# [EXERCISE DESCRIPTION]
For the word "Domain", find each line in the entries where it occurs and copy that line.

◇ ◇ ◇

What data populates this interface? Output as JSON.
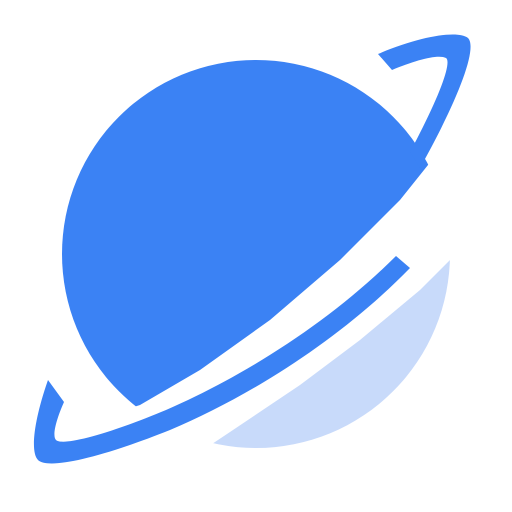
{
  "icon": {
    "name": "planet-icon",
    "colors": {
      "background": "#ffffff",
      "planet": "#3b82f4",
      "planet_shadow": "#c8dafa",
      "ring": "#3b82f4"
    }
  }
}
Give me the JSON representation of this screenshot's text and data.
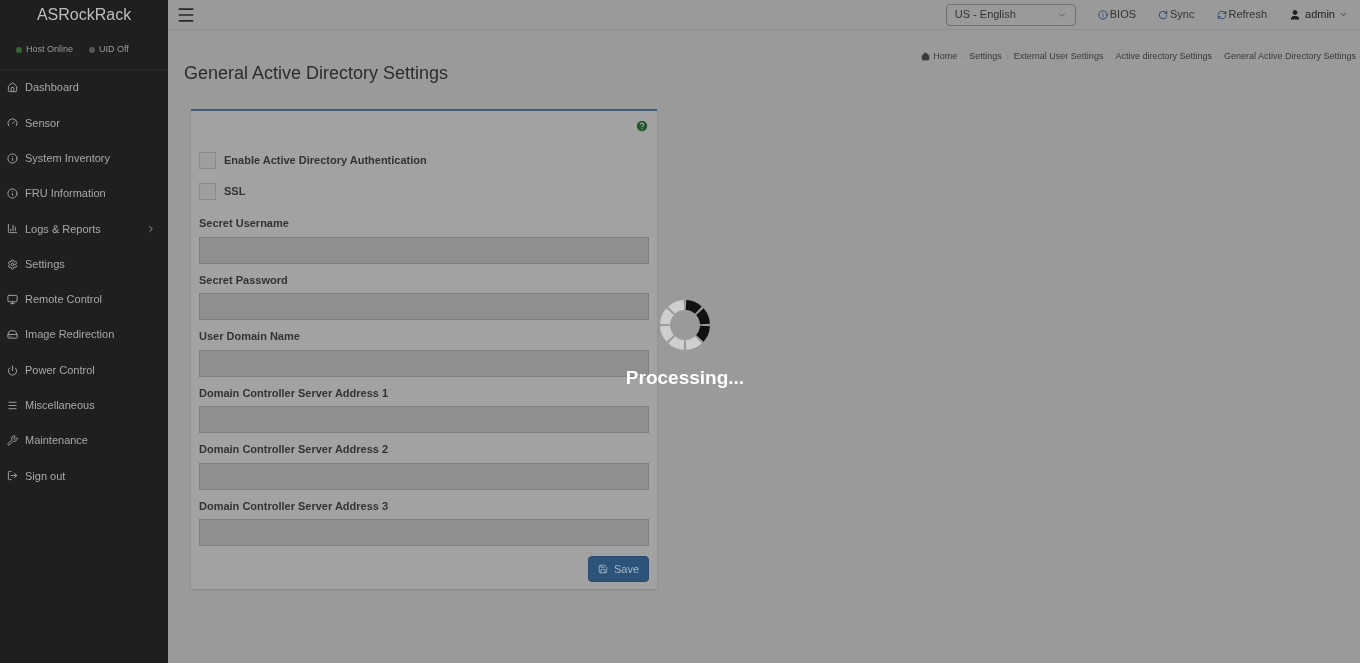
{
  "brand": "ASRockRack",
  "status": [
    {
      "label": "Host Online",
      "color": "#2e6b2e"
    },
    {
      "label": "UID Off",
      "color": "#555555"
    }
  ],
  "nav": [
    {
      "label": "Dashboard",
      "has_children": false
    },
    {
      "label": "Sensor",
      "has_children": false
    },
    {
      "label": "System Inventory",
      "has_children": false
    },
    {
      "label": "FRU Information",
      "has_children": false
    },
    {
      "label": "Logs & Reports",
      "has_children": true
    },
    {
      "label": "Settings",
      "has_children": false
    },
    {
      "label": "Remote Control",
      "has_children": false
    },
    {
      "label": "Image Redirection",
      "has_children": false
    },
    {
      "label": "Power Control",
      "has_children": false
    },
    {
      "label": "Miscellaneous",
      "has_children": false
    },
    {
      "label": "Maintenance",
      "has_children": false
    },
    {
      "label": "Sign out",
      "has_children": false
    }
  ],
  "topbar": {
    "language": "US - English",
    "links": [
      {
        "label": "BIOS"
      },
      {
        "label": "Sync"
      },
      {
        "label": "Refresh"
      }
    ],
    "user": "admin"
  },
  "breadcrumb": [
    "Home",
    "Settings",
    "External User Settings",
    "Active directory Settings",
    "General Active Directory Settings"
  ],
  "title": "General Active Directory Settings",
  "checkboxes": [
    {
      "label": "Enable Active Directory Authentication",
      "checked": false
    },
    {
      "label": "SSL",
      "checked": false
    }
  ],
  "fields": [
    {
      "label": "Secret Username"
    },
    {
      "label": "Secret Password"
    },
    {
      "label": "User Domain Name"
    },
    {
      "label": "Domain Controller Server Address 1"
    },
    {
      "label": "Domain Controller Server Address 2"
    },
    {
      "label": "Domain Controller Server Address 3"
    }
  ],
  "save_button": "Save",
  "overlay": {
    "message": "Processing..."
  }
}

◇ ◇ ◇

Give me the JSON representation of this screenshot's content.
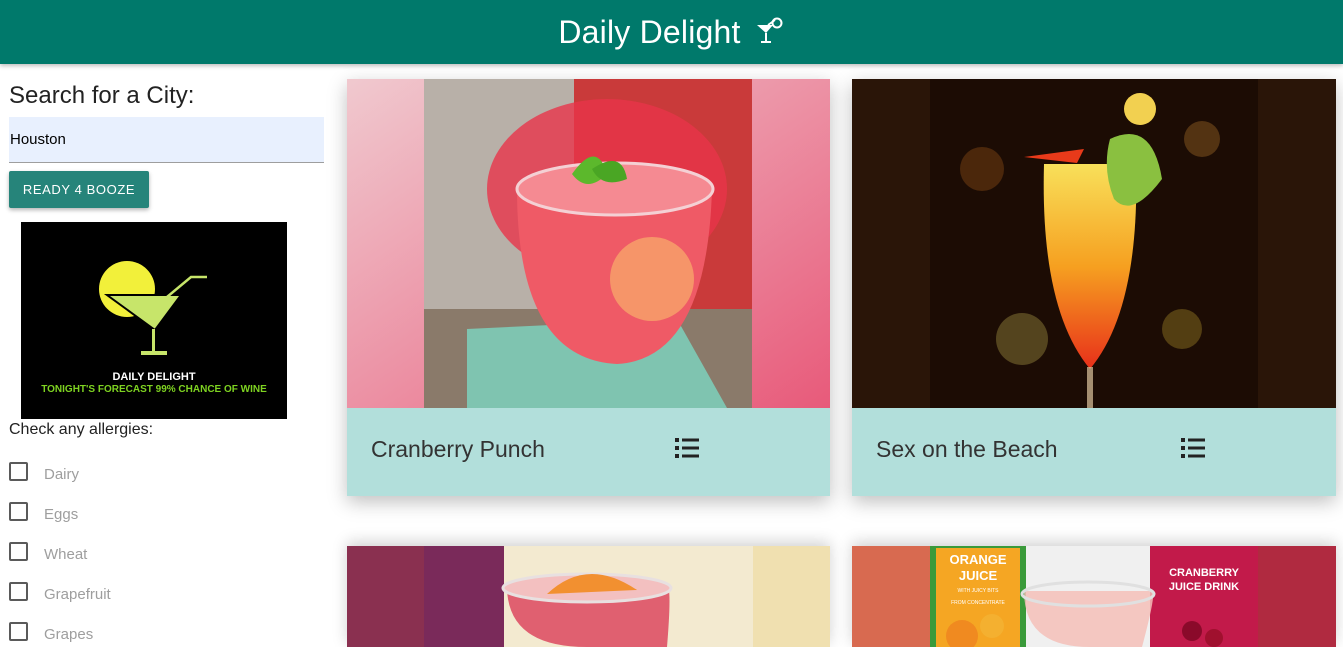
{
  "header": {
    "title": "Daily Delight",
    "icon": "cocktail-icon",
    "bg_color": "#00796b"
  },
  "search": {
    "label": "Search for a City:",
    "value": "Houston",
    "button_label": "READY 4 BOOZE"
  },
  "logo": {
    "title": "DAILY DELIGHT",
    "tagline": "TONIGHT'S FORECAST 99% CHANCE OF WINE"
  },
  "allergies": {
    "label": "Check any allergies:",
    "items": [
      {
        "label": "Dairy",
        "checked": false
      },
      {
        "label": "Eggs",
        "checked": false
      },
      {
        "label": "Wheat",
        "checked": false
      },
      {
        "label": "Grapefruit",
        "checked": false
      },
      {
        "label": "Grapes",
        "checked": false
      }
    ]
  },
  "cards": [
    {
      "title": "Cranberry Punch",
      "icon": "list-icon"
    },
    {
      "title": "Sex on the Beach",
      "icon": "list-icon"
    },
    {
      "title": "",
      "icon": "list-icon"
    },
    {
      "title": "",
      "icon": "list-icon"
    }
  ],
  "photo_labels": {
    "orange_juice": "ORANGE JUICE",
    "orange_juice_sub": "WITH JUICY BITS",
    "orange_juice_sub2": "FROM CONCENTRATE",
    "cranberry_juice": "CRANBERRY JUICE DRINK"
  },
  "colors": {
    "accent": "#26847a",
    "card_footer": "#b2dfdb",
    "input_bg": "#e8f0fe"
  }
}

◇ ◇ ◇

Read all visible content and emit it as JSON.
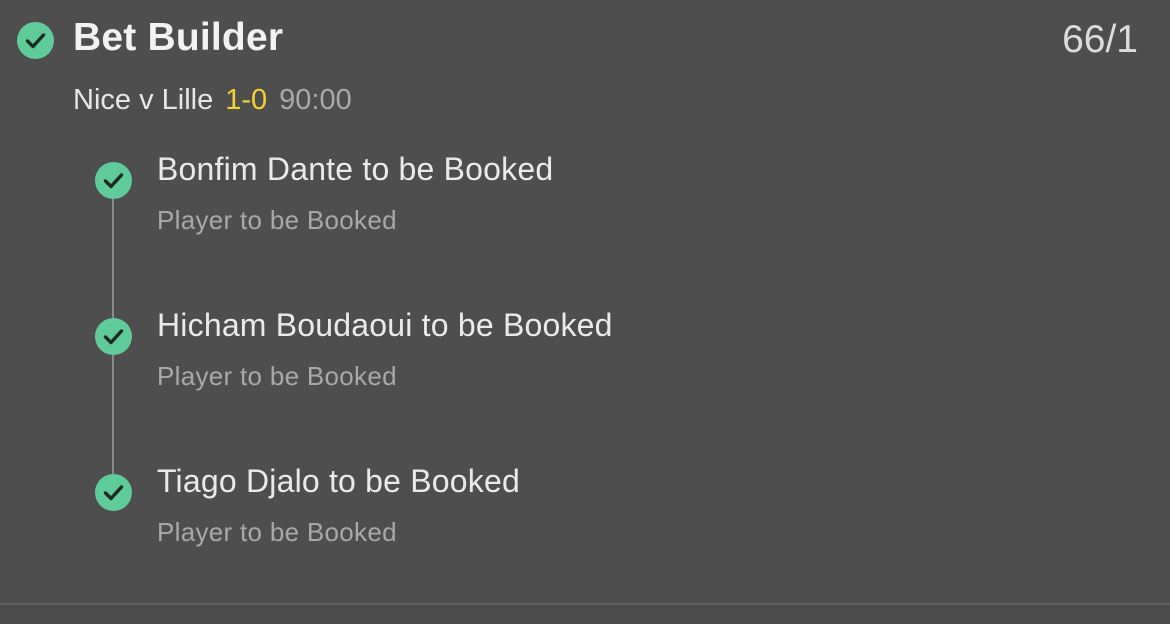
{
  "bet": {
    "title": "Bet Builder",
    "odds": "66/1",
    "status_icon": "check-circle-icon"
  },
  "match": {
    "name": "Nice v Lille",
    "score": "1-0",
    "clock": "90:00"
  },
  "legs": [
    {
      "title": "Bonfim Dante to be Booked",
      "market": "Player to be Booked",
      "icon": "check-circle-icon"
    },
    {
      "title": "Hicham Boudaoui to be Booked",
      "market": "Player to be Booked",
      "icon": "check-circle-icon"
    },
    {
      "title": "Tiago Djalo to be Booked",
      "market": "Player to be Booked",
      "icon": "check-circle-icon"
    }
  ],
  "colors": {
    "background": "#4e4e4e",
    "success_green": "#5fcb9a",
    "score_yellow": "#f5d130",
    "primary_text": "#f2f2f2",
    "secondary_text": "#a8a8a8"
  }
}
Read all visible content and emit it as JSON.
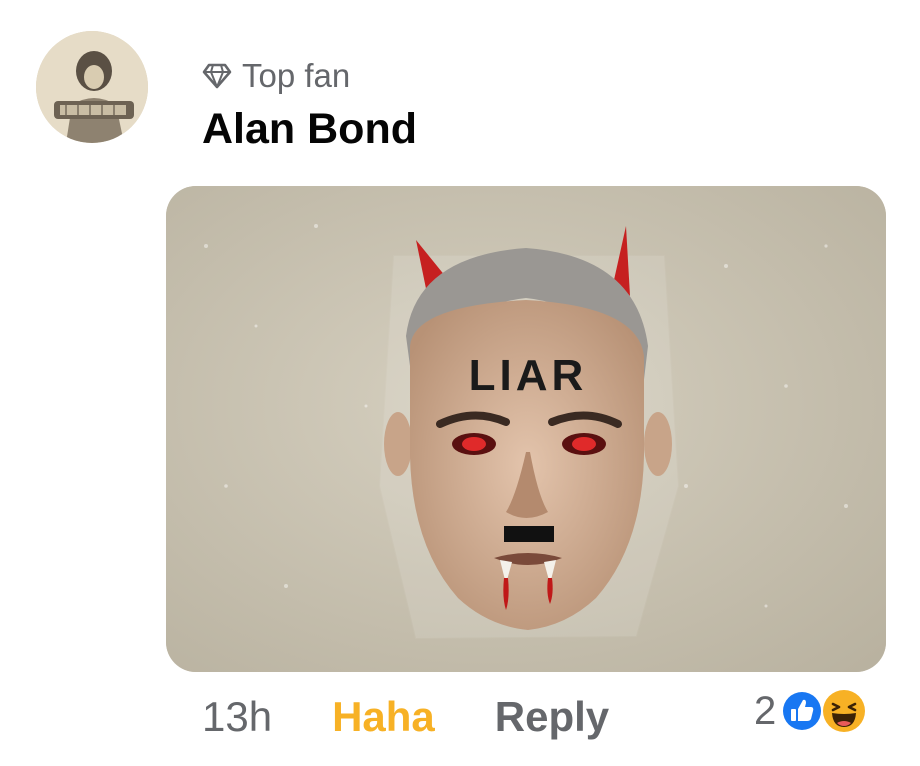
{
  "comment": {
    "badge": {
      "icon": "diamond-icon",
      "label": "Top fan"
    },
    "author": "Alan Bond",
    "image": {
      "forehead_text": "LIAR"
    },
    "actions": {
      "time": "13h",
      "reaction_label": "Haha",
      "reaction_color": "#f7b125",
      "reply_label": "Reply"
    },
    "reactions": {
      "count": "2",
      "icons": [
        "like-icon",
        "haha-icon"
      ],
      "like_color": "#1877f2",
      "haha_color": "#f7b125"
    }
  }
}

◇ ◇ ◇

# [EXERCISE OUTPUT]
      "label": "User Domain Name"
      "label": "Domain Controller Server Address 1"
      "label": "Domain Controller Server Address 2"
      "label": "Domain Controller Server Address 3"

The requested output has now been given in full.